One week later, the smoke has cleared in Creek County.
It's gone from a cloud of black, to a sky so blue, but the memories of last week are still burning hot.
Nearly 60,000 acres and at least 209 homes have been reduced to ashes.
"I was on top of my house, watering the roof down when I seen the fire come over," David Clawson said. "The smoke was really bad. It came over the corner at the top of the hill up there, and I heard screams and I told everybody, ‘We've got to evacuate.'"
It's hard to tell by the looks of this land, but Clawson and his dad, AJ, are two of the lucky ones.
Both of their homes were saved, but AJ's business was not.
He'd put in 40 years of sweat and tears into building a profitable trailer park.
The fire burned more than half of his income.
"When we first walked through here, it was still smoking," AJ said. "It looked like a graveyard, after all these years of work."
Just when AJ thought he'd never be able to clean up the mess, in came the helpful hands of those with Southern Baptist Disaster Relief.
"It's hard for me to accept it, because I've always been a giver not a taker," AJ said. "And people trying to help me? It's overwhelming."
Even harder to accept is that so many of his friends, family and neighbors have nothing left.
"All they had what was in those little ol' trailers, and I really feel for them," AJ said.
And he's grateful for the group that came to his rescue, moving metals scraps, dozing through the ashes and restoring faith that not all is lost.
So now that the smoke has settled...

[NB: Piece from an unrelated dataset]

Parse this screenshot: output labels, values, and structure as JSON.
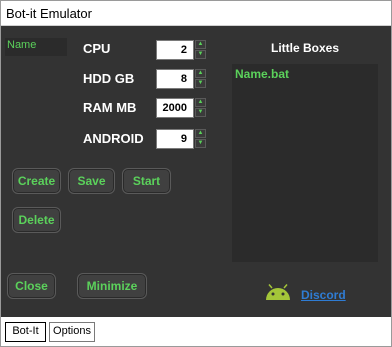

"These tears are tears of joy because I know things are gonna work out," he said. "I mean, with all the help, how could you lose?"